--- Dataset ---

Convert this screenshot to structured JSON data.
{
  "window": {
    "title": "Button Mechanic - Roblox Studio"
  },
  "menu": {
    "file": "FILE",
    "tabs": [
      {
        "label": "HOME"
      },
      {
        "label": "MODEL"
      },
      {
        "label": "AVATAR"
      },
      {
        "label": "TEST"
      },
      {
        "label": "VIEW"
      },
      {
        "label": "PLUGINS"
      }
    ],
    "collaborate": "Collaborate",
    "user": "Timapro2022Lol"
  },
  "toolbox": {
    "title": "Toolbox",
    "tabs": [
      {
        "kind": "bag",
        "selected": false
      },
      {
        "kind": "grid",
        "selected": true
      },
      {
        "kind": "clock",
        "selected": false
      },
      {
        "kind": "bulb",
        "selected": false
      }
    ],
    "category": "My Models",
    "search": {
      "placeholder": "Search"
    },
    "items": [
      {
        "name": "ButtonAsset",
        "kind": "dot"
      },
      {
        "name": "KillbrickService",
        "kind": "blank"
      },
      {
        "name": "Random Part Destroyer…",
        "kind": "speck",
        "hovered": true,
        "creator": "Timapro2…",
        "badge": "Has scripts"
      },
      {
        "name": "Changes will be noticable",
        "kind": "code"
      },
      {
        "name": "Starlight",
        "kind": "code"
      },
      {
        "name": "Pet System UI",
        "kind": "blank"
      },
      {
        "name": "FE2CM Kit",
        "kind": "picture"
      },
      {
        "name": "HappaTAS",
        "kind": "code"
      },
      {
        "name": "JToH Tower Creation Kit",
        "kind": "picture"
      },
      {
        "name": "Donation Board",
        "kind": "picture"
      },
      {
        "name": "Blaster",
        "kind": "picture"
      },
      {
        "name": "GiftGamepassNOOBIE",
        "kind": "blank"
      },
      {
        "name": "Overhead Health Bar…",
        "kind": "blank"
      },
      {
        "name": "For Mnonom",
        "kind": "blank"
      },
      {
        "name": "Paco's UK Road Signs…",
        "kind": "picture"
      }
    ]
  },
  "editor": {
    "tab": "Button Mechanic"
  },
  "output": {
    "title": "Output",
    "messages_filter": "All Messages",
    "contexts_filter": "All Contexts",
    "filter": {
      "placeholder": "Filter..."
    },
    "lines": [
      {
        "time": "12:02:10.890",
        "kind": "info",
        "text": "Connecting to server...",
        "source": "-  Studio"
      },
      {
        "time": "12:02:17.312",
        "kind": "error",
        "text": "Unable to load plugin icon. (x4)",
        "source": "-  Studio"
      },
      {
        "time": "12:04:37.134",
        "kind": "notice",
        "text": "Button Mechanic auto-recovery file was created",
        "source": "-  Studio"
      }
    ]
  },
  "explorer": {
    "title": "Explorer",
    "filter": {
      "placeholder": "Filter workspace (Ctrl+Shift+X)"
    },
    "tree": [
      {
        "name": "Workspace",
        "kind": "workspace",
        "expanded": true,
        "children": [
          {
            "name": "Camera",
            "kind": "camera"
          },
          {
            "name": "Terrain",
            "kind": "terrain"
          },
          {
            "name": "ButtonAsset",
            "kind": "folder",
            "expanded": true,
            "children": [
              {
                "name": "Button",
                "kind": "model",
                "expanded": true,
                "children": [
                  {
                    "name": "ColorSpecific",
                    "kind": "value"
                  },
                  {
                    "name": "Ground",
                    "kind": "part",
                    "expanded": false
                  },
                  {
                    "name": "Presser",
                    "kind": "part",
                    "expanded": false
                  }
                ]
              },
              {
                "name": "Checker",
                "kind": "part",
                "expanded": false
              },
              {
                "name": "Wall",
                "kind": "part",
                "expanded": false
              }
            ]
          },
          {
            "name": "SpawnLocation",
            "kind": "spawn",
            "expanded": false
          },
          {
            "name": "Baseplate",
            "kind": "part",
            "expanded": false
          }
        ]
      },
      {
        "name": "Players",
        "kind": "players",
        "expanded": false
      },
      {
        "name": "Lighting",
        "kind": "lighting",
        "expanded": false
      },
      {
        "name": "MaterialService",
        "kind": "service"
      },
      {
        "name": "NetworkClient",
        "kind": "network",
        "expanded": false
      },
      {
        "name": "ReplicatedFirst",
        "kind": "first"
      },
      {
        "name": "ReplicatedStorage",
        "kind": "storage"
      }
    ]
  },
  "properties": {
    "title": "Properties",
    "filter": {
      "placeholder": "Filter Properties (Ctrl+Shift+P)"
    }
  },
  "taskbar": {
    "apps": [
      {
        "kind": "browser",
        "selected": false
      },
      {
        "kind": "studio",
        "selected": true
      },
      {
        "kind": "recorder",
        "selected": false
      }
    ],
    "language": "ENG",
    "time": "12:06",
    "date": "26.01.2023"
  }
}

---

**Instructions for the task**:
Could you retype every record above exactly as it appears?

**Output for this exercise**:
Convert this screenshot to structured JSON data.
{
  "window": {
    "title": "Button Mechanic - Roblox Studio"
  },
  "menu": {
    "file": "FILE",
    "tabs": [
      {
        "label": "HOME"
      },
      {
        "label": "MODEL"
      },
      {
        "label": "AVATAR"
      },
      {
        "label": "TEST"
      },
      {
        "label": "VIEW"
      },
      {
        "label": "PLUGINS"
      }
    ],
    "collaborate": "Collaborate",
    "user": "Timapro2022Lol"
  },
  "toolbox": {
    "title": "Toolbox",
    "tabs": [
      {
        "kind": "bag",
        "selected": false
      },
      {
        "kind": "grid",
        "selected": true
      },
      {
        "kind": "clock",
        "selected": false
      },
      {
        "kind": "bulb",
        "selected": false
      }
    ],
    "category": "My Models",
    "search": {
      "placeholder": "Search"
    },
    "items": [
      {
        "name": "ButtonAsset",
        "kind": "dot"
      },
      {
        "name": "KillbrickService",
        "kind": "blank"
      },
      {
        "name": "Random Part Destroyer…",
        "kind": "speck",
        "hovered": true,
        "creator": "Timapro2…",
        "badge": "Has scripts"
      },
      {
        "name": "Changes will be noticable",
        "kind": "code"
      },
      {
        "name": "Starlight",
        "kind": "code"
      },
      {
        "name": "Pet System UI",
        "kind": "blank"
      },
      {
        "name": "FE2CM Kit",
        "kind": "picture"
      },
      {
        "name": "HappaTAS",
        "kind": "code"
      },
      {
        "name": "JToH Tower Creation Kit",
        "kind": "picture"
      },
      {
        "name": "Donation Board",
        "kind": "picture"
      },
      {
        "name": "Blaster",
        "kind": "picture"
      },
      {
        "name": "GiftGamepassNOOBIE",
        "kind": "blank"
      },
      {
        "name": "Overhead Health Bar…",
        "kind": "blank"
      },
      {
        "name": "For Mnonom",
        "kind": "blank"
      },
      {
        "name": "Paco's UK Road Signs…",
        "kind": "picture"
      }
    ]
  },
  "editor": {
    "tab": "Button Mechanic"
  },
  "output": {
    "title": "Output",
    "messages_filter": "All Messages",
    "contexts_filter": "All Contexts",
    "filter": {
      "placeholder": "Filter..."
    },
    "lines": [
      {
        "time": "12:02:10.890",
        "kind": "info",
        "text": "Connecting to server...",
        "source": "-  Studio"
      },
      {
        "time": "12:02:17.312",
        "kind": "error",
        "text": "Unable to load plugin icon. (x4)",
        "source": "-  Studio"
      },
      {
        "time": "12:04:37.134",
        "kind": "notice",
        "text": "Button Mechanic auto-recovery file was created",
        "source": "-  Studio"
      }
    ]
  },
  "explorer": {
    "title": "Explorer",
    "filter": {
      "placeholder": "Filter workspace (Ctrl+Shift+X)"
    },
    "tree": [
      {
        "name": "Workspace",
        "kind": "workspace",
        "expanded": true,
        "children": [
          {
            "name": "Camera",
            "kind": "camera"
          },
          {
            "name": "Terrain",
            "kind": "terrain"
          },
          {
            "name": "ButtonAsset",
            "kind": "folder",
            "expanded": true,
            "children": [
              {
                "name": "Button",
                "kind": "model",
                "expanded": true,
                "children": [
                  {
                    "name": "ColorSpecific",
                    "kind": "value"
                  },
                  {
                    "name": "Ground",
                    "kind": "part",
                    "expanded": false
                  },
                  {
                    "name": "Presser",
                    "kind": "part",
                    "expanded": false
                  }
                ]
              },
              {
                "name": "Checker",
                "kind": "part",
                "expanded": false
              },
              {
                "name": "Wall",
                "kind": "part",
                "expanded": false
              }
            ]
          },
          {
            "name": "SpawnLocation",
            "kind": "spawn",
            "expanded": false
          },
          {
            "name": "Baseplate",
            "kind": "part",
            "expanded": false
          }
        ]
      },
      {
        "name": "Players",
        "kind": "players",
        "expanded": false
      },
      {
        "name": "Lighting",
        "kind": "lighting",
        "expanded": false
      },
      {
        "name": "MaterialService",
        "kind": "service"
      },
      {
        "name": "NetworkClient",
        "kind": "network",
        "expanded": false
      },
      {
        "name": "ReplicatedFirst",
        "kind": "first"
      },
      {
        "name": "ReplicatedStorage",
        "kind": "storage"
      }
    ]
  },
  "properties": {
    "title": "Properties",
    "filter": {
      "placeholder": "Filter Properties (Ctrl+Shift+P)"
    }
  },
  "taskbar": {
    "apps": [
      {
        "kind": "browser",
        "selected": false
      },
      {
        "kind": "studio",
        "selected": true
      },
      {
        "kind": "recorder",
        "selected": false
      }
    ],
    "language": "ENG",
    "time": "12:06",
    "date": "26.01.2023"
  }
}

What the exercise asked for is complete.